If the wavelength of the guided radiation is shorter than the cut-off wa­velength, two or more modes are guided. The beam and intensity profile then differ significantly from a Gaussian distribution. The mode field distribution depends on bending or temperature variations (butterfly effect).

The wavelength range which the fiber can operate (operation range) depends on the fiber parameters and can reach 1.3 times λco . The operating wavelength range of fibers with a pure silica core is smaller.
If the wavelength is longer than 1.3 times λco, the guidance of the radiation becomes increasingly weaker.
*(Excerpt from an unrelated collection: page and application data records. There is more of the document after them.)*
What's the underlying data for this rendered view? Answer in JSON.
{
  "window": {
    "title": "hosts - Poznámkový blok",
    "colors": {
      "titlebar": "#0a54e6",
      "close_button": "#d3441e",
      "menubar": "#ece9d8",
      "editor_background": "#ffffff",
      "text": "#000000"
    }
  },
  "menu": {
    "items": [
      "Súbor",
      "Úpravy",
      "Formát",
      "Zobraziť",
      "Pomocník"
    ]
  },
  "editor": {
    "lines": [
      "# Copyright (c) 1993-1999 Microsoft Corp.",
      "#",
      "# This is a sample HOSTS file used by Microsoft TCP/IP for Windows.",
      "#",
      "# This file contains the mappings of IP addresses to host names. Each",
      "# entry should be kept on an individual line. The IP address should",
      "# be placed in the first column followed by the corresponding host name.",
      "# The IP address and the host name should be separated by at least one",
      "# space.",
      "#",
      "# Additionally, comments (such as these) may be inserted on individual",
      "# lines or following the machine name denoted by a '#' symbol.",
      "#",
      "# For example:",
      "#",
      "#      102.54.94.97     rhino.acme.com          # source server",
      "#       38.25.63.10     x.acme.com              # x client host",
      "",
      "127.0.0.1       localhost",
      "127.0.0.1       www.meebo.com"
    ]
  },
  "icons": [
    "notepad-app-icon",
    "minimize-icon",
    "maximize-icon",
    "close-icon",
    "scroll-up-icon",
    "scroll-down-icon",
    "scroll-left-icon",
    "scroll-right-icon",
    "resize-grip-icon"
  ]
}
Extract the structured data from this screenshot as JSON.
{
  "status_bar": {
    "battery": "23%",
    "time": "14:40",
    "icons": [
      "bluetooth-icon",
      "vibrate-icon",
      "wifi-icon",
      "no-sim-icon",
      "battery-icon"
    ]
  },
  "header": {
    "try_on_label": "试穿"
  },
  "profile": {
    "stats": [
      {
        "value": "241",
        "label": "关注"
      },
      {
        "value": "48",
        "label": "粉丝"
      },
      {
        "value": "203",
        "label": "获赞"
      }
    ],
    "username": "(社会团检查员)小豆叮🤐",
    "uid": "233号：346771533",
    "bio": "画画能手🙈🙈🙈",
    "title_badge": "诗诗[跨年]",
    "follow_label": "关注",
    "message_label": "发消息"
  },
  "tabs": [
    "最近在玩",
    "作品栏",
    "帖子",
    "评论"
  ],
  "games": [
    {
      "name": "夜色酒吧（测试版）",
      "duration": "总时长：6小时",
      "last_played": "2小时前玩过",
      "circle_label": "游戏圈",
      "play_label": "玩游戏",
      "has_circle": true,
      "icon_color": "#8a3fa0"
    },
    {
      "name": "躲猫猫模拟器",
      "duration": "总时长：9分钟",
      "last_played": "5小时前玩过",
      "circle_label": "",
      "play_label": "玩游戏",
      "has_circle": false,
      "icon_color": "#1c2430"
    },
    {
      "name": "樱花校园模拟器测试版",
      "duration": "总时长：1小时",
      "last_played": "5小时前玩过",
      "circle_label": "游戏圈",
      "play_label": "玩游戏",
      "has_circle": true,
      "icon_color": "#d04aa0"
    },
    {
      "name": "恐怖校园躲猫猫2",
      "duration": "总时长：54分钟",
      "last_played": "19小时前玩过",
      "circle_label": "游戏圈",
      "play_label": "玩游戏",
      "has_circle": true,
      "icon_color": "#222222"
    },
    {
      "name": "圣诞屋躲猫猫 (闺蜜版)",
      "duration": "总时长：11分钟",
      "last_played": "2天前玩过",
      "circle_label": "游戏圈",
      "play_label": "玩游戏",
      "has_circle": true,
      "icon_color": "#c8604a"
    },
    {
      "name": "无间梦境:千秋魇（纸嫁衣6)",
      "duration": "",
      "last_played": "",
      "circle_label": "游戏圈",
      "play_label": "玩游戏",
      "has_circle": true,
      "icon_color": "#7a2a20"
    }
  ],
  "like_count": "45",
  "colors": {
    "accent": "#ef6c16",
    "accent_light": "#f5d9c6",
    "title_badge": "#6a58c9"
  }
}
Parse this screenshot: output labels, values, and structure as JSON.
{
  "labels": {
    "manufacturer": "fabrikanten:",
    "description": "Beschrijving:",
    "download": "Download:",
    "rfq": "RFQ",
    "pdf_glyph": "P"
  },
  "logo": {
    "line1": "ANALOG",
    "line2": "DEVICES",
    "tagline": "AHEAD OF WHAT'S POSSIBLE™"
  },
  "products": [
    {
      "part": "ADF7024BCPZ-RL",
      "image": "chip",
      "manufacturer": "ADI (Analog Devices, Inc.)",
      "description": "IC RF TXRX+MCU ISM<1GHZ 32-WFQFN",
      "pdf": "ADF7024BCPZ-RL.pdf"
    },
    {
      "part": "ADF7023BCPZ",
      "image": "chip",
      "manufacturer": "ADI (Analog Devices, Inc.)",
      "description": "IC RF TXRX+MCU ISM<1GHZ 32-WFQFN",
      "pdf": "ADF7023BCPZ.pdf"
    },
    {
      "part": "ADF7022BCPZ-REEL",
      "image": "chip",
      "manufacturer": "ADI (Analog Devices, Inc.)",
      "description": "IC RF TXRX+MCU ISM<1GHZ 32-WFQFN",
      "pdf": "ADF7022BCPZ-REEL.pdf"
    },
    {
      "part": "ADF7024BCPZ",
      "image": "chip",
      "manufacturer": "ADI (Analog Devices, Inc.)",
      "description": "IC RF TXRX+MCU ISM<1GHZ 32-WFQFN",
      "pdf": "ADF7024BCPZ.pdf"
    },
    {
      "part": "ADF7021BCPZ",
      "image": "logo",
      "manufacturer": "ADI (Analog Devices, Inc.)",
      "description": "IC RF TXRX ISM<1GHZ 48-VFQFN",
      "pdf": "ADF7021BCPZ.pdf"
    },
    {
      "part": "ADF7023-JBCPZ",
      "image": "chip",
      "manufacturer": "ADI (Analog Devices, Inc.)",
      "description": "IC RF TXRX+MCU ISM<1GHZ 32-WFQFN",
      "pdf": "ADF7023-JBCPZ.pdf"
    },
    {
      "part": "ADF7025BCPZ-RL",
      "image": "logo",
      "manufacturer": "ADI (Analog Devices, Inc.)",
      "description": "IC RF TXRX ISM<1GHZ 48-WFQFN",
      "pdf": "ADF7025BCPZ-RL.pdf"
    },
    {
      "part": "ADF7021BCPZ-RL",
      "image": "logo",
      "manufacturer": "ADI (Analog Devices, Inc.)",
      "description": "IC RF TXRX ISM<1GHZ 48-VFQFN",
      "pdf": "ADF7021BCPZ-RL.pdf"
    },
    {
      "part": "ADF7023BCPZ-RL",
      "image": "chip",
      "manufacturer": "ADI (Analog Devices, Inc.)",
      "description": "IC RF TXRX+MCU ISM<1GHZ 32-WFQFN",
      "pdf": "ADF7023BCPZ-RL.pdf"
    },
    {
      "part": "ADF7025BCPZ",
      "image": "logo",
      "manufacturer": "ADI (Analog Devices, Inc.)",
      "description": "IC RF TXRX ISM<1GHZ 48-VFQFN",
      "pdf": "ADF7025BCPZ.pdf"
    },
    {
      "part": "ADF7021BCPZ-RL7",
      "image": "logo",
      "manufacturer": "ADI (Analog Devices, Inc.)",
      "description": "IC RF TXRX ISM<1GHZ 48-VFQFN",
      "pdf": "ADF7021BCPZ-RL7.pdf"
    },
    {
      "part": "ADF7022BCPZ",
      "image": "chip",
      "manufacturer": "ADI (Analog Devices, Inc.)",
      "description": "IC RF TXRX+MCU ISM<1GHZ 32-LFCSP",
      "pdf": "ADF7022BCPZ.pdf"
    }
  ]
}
Even a slight bending of the fiber (as well as micro-bends) result in attenuation of the guided radiation (increased bending loss).
When more than one fiber can be used for a particular wavelength, the fiber with a cut-off wavelength closer to the operation wavelength should be chosen.
The measured cut-off wavelength λco of a fiber may be 10% less than the nominal value because of manufacturing tolerances. Carefully selected fibers with characterized values are available on request.
Gaussian mode field single-mode fiber

Mode field of a singlemode fiber used within the operation range

Gaussian mode field within a step index single-mode. The transmitted wavelength lies within the opertaion range of the fiber. 

Gaussian mode field of a single-mode fiber

Resulting intensity distribution at fiber exit

The resulting intensity distribution at the fiber exit is Gaussian.

Butterfly effect

Mode field of a singlemode fiber used below cut-off

For a transmitted wavelength below cut-off the mode field within the step index fiber shows multiple modes (butterfly effect).

Butterfly effect

Resulting Butterfly effect

The resulting intensity profile at the fiber exit is also non-Gaussian.